## EXERCISE DETAILS
Report each line of the data below in which "screenshot" appears.

DATA below:

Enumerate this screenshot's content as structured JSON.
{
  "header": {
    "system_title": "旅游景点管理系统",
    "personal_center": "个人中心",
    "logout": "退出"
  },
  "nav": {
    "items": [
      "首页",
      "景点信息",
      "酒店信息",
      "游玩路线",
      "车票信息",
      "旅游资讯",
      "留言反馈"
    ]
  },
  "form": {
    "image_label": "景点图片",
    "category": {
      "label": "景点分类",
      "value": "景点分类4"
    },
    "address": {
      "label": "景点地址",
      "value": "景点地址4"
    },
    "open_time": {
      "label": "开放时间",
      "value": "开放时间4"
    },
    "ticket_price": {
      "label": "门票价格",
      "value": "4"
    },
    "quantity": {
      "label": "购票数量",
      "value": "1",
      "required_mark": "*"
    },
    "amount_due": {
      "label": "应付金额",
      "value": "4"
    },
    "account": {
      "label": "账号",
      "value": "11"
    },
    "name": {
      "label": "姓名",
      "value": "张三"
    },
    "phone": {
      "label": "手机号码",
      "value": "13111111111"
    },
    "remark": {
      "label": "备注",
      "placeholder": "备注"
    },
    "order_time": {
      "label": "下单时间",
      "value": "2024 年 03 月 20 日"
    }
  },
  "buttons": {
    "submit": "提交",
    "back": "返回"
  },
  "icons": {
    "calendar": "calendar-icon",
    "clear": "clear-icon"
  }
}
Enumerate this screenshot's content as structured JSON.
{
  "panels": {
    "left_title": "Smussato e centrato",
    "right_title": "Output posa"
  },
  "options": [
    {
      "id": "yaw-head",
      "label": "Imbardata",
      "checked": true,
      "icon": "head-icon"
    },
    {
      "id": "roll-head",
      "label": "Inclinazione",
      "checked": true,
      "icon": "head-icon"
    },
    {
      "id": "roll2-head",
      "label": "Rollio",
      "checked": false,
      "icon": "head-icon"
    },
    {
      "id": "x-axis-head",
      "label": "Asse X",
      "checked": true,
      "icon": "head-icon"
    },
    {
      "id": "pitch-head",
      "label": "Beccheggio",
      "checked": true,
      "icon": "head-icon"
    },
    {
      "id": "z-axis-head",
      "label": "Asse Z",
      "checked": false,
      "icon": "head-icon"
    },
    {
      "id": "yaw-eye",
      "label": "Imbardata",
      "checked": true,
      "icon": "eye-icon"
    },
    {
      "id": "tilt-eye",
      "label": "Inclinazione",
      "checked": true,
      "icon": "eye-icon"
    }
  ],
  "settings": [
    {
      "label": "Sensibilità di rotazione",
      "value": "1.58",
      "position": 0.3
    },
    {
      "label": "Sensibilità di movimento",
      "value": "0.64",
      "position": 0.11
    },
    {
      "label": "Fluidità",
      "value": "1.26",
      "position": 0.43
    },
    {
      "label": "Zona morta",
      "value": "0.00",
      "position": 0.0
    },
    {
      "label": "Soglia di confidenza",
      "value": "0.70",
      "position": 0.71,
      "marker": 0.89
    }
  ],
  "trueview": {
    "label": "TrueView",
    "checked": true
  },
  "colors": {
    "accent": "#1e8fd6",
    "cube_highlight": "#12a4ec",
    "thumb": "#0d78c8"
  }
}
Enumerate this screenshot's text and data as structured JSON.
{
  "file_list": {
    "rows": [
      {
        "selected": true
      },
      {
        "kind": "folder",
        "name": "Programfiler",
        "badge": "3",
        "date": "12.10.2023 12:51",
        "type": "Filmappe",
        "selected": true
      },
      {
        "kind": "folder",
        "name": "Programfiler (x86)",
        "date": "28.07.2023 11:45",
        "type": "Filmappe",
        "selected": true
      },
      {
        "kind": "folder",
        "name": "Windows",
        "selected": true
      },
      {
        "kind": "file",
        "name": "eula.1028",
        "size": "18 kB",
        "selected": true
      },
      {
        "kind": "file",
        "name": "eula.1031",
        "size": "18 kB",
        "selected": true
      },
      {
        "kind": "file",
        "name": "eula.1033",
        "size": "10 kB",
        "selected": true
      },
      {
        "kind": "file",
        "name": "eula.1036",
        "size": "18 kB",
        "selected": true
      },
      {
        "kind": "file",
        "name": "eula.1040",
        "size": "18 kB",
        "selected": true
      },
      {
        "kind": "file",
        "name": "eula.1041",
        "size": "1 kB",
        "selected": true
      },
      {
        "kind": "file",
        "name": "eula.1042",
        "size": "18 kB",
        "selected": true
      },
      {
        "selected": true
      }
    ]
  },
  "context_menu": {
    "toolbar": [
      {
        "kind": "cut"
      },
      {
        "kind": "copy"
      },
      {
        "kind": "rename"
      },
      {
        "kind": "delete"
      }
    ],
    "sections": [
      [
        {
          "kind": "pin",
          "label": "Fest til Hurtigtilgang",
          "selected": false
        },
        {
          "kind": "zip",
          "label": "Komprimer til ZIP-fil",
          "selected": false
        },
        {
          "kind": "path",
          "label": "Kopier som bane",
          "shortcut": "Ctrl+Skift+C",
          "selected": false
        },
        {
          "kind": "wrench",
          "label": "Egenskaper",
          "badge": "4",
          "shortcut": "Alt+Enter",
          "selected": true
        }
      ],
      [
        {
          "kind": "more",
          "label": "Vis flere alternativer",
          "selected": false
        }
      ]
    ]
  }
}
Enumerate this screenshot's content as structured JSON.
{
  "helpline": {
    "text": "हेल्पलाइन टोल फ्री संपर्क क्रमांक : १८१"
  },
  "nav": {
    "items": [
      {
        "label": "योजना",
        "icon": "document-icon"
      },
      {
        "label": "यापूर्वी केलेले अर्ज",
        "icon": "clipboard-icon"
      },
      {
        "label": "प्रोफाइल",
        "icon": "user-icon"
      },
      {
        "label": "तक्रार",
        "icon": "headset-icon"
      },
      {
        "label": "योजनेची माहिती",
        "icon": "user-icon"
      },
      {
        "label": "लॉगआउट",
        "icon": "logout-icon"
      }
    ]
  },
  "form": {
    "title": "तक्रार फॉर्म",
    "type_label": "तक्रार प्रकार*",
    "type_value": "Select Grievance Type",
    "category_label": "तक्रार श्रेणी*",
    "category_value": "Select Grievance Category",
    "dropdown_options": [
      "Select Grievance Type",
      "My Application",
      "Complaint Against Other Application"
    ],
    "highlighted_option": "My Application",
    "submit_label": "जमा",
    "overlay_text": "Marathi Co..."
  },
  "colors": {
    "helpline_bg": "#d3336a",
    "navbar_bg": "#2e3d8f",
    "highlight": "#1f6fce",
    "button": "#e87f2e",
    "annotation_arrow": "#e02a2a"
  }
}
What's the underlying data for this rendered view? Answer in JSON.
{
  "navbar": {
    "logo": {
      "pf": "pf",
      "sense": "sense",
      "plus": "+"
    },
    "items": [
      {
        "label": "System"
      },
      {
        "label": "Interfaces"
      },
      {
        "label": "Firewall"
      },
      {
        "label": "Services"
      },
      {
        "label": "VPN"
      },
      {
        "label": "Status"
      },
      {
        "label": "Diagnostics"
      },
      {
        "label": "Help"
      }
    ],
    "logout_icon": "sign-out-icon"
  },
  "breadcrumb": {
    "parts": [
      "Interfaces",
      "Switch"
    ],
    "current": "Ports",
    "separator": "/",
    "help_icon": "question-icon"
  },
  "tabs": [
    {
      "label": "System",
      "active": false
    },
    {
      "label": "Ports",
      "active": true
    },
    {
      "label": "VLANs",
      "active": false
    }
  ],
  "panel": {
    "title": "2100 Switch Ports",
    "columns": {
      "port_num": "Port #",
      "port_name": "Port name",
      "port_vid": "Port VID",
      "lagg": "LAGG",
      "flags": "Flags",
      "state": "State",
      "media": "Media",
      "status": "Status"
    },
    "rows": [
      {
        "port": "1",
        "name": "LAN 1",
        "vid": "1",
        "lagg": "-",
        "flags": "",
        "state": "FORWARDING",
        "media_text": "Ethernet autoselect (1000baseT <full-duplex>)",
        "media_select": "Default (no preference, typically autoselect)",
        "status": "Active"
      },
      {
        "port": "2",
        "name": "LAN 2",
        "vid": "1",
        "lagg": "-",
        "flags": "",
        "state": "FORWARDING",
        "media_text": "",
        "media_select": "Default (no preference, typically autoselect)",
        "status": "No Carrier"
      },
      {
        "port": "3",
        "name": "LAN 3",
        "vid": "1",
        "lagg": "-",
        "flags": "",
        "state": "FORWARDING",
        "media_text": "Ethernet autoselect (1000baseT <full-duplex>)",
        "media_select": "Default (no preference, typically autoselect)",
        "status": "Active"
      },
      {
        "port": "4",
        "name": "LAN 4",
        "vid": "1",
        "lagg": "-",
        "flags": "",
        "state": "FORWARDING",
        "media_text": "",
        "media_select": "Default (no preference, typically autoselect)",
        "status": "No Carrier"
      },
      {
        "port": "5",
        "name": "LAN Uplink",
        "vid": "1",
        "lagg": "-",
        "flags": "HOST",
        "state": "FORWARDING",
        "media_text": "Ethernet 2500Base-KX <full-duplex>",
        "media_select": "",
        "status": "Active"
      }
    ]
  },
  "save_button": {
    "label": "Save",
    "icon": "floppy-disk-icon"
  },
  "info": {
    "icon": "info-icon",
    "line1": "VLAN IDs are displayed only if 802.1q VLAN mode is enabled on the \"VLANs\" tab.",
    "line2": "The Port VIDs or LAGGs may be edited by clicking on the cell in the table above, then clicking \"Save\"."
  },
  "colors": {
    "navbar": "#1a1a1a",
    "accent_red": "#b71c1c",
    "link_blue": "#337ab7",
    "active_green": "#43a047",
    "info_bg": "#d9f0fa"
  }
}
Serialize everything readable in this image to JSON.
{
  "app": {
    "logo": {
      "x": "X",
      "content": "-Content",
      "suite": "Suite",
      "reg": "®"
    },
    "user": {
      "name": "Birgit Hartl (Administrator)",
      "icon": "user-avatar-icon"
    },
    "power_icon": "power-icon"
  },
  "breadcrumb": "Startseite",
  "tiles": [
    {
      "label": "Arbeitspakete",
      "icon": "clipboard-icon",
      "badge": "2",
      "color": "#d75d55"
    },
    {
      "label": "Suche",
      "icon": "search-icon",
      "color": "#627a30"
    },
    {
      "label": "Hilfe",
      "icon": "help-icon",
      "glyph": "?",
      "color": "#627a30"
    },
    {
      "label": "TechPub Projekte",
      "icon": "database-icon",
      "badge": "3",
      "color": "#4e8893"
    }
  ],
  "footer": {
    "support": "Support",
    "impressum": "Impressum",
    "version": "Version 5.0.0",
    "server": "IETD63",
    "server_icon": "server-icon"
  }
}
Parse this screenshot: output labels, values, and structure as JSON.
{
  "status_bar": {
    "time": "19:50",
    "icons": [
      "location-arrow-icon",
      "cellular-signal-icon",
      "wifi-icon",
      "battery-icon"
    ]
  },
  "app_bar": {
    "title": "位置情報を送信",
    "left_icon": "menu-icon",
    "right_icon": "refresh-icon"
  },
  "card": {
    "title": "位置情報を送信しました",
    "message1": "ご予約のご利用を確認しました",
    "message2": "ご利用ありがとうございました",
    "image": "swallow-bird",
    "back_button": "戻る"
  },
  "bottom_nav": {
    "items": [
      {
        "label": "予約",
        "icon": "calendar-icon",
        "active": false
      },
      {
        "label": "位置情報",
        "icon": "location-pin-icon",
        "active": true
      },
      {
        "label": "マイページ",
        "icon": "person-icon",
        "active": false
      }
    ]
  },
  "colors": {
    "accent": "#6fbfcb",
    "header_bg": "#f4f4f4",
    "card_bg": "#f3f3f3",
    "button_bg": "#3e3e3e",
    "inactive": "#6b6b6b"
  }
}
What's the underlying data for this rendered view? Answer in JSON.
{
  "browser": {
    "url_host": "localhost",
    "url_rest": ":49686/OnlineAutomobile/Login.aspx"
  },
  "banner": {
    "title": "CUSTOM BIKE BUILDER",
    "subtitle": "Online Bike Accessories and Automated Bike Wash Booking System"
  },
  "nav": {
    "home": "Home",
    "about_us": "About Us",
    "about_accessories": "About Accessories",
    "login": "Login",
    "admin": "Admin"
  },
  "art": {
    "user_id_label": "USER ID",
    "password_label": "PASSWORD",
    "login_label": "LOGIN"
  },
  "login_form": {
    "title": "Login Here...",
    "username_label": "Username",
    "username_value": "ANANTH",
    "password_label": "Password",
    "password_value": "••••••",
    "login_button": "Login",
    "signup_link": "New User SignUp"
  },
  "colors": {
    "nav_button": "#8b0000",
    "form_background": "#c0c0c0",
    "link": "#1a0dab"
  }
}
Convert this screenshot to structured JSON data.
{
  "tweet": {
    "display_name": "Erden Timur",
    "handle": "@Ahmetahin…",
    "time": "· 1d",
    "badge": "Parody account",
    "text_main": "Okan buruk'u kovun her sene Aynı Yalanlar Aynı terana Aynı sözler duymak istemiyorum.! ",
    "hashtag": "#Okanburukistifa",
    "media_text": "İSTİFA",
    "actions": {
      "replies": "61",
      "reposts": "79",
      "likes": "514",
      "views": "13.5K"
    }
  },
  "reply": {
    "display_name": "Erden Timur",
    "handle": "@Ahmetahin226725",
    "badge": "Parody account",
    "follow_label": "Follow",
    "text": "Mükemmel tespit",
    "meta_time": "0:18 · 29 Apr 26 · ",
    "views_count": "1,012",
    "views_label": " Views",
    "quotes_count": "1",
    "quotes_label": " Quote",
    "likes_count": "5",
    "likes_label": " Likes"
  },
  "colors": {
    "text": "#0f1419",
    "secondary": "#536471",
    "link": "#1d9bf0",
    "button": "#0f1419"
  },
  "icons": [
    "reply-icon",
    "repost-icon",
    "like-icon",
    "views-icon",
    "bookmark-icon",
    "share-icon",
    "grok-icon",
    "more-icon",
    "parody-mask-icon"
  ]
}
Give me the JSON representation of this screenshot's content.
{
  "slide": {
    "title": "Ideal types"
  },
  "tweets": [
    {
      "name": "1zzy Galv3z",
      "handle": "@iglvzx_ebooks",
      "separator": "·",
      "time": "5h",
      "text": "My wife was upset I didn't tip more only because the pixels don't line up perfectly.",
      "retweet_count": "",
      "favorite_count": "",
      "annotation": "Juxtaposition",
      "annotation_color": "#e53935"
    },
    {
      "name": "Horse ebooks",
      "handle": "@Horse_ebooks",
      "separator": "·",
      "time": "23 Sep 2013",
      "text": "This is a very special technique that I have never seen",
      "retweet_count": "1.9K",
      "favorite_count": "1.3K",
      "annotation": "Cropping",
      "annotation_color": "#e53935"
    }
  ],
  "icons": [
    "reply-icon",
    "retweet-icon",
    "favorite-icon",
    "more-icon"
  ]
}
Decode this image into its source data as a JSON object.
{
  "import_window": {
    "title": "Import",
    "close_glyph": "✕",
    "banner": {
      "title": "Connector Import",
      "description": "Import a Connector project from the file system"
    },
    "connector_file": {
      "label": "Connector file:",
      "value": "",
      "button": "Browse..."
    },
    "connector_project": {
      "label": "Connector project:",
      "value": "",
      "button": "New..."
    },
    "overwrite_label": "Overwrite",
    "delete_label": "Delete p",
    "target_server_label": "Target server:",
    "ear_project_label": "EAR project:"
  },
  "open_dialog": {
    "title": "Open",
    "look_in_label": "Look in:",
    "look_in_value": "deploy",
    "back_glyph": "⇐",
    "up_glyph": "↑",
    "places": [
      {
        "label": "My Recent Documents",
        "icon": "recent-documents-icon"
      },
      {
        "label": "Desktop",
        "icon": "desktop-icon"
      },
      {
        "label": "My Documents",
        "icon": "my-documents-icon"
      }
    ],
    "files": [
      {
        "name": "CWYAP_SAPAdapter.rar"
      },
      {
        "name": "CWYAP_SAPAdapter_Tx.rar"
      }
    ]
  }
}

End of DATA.

## EXERCISE ANSWER
Enumerate this screenshot's content as structured JSON.
Enumerate this screenshot's content as structured JSON.
Enumerate this screenshot's text and data as structured JSON.
Enumerate this screenshot's content as structured JSON.
Parse this screenshot: output labels, values, and structure as JSON.
Convert this screenshot to structured JSON data.
Give me the JSON representation of this screenshot's content.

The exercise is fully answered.